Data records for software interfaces
◇ ◇ ◇

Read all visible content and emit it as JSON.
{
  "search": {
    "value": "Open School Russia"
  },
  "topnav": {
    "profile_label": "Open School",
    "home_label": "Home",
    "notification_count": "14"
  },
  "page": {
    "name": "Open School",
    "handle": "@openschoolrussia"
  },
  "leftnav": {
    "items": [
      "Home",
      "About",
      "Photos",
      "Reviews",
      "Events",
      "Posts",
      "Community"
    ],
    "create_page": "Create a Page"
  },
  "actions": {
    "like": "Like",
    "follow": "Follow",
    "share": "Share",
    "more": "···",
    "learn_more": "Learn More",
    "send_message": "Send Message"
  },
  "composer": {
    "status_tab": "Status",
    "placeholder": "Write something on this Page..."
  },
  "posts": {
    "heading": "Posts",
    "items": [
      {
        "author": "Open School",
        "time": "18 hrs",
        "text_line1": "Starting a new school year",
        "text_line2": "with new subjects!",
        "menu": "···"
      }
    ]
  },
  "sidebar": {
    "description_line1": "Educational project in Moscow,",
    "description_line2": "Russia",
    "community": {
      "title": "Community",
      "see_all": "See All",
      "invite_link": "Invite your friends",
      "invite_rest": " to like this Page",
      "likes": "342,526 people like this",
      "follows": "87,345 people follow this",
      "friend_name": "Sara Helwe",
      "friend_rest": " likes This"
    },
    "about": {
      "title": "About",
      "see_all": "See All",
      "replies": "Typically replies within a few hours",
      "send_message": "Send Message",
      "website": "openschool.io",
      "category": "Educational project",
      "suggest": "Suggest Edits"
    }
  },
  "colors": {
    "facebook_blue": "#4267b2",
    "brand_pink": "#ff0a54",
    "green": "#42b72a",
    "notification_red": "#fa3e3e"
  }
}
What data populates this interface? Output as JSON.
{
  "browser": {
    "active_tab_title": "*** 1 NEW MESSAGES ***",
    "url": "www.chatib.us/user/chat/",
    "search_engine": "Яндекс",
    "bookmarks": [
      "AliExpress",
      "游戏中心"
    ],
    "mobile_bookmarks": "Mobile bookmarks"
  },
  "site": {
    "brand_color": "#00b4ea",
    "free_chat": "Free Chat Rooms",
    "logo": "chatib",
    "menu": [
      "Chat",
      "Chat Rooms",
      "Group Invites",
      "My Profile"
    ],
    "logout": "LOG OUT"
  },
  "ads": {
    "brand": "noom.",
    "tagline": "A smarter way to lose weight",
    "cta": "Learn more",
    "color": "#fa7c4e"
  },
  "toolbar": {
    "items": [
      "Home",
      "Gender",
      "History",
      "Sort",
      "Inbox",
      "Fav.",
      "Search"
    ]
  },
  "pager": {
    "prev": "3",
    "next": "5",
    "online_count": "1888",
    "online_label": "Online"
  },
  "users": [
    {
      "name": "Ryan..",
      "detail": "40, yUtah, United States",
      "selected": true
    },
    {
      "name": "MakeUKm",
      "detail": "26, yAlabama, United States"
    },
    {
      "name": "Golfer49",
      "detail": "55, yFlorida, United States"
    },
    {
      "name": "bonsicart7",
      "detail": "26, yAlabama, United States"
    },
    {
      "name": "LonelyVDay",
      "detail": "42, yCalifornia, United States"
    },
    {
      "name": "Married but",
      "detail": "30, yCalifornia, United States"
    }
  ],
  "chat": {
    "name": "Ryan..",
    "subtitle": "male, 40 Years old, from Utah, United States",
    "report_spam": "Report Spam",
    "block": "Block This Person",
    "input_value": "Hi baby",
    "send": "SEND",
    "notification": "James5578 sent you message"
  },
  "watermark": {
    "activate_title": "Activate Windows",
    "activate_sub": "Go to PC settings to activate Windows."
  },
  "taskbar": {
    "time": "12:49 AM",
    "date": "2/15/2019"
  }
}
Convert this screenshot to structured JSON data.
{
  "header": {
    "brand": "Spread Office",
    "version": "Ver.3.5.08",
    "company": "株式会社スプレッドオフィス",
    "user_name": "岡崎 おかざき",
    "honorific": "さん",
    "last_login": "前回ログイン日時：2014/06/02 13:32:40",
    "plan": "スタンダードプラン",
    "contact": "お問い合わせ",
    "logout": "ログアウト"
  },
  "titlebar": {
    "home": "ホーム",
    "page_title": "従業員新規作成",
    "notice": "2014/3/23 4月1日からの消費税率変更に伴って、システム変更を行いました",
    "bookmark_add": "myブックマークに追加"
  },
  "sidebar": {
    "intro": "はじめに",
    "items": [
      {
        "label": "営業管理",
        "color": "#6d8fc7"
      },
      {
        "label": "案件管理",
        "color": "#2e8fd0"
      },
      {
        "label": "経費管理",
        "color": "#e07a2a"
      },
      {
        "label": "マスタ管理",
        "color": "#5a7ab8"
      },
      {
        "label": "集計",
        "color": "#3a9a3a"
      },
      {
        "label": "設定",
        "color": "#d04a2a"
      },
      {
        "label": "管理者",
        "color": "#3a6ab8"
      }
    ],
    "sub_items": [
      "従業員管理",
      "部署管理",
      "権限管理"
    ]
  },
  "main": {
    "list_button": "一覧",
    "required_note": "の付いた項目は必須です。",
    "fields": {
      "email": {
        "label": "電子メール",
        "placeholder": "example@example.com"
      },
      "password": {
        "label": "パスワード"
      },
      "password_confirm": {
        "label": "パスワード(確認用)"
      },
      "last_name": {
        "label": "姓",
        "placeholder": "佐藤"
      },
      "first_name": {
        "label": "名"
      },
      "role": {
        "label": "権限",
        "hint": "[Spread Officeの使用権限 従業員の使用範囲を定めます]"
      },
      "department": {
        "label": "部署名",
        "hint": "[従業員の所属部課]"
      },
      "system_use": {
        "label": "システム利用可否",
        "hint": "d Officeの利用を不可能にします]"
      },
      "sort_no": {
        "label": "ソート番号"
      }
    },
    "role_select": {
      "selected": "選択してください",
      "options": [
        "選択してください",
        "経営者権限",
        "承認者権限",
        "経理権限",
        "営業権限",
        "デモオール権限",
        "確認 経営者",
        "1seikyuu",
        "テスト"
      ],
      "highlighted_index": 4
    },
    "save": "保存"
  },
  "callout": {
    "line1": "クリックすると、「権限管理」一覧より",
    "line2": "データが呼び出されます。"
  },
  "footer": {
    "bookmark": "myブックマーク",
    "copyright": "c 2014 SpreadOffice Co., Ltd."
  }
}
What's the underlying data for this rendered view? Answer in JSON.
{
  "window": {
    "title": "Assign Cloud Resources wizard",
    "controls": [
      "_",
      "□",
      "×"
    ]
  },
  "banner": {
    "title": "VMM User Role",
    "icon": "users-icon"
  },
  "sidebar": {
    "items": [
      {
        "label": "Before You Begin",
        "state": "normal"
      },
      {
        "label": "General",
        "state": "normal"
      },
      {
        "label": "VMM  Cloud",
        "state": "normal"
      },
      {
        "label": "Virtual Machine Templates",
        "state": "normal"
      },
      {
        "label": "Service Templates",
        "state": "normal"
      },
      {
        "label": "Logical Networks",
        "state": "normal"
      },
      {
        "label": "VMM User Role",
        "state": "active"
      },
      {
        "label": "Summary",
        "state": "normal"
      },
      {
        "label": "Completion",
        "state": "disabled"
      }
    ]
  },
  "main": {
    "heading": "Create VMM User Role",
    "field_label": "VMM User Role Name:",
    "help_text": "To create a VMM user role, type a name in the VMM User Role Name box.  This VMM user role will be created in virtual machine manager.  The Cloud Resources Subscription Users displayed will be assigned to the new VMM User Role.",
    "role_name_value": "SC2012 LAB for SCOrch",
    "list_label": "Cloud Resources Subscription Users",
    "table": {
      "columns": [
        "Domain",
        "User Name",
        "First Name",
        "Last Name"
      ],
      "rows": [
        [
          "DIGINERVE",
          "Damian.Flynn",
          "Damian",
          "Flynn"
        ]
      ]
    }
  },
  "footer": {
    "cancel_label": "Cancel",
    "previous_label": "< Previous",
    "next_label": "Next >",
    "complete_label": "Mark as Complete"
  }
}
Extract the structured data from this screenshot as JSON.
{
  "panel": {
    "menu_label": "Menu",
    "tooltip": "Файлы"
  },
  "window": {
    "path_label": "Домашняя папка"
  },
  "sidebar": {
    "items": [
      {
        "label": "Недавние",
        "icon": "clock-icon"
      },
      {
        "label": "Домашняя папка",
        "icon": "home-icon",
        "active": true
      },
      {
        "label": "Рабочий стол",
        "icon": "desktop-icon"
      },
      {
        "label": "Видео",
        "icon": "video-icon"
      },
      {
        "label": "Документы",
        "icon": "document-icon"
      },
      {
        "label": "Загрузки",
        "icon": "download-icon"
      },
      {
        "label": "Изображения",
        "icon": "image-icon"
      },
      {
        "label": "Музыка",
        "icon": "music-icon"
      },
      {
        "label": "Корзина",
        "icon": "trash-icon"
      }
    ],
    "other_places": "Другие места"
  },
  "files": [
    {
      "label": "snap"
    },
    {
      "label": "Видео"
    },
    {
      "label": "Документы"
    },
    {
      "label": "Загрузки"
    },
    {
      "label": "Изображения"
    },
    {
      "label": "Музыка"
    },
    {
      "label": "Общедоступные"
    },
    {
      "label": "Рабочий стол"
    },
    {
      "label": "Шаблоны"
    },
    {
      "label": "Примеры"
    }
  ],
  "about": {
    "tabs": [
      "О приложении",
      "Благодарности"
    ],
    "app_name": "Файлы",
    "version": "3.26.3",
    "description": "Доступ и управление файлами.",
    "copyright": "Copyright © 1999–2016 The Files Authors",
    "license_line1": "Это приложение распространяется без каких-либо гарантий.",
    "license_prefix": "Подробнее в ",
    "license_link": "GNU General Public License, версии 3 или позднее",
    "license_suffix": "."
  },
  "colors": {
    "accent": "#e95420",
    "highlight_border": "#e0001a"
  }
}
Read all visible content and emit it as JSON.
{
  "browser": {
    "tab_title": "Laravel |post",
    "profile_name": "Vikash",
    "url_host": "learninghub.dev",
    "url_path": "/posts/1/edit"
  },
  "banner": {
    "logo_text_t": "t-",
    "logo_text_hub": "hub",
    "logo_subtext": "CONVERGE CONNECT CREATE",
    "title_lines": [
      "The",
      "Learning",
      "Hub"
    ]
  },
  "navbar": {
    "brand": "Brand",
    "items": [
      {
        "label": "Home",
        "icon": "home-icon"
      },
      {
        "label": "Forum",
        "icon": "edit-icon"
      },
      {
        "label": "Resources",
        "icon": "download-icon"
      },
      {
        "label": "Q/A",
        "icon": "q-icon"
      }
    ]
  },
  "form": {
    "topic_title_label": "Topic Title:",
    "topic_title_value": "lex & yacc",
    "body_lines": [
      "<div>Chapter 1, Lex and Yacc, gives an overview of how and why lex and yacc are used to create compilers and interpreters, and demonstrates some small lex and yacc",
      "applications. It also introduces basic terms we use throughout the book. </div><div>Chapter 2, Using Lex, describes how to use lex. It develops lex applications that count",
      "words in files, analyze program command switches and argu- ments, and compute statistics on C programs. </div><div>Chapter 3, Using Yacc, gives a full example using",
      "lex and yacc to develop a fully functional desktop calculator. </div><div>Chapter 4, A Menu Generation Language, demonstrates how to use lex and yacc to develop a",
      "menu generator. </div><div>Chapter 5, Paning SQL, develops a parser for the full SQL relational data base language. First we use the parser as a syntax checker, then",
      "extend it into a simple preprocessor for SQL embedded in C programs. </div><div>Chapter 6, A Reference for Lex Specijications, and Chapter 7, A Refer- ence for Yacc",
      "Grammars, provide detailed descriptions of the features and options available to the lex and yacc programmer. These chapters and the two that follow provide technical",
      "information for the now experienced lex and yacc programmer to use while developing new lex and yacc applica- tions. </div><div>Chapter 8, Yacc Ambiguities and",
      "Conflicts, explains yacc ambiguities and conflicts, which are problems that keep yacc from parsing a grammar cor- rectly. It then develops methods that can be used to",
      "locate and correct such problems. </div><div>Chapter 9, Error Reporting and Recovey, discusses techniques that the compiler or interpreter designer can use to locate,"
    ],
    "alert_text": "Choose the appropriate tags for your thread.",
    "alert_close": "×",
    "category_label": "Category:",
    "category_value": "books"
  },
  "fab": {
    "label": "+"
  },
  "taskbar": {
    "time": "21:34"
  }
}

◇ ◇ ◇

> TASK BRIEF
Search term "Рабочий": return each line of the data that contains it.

> OUTPUT FOR THIS TASK
        "label": "Рабочий стол",
      "label": "Рабочий стол"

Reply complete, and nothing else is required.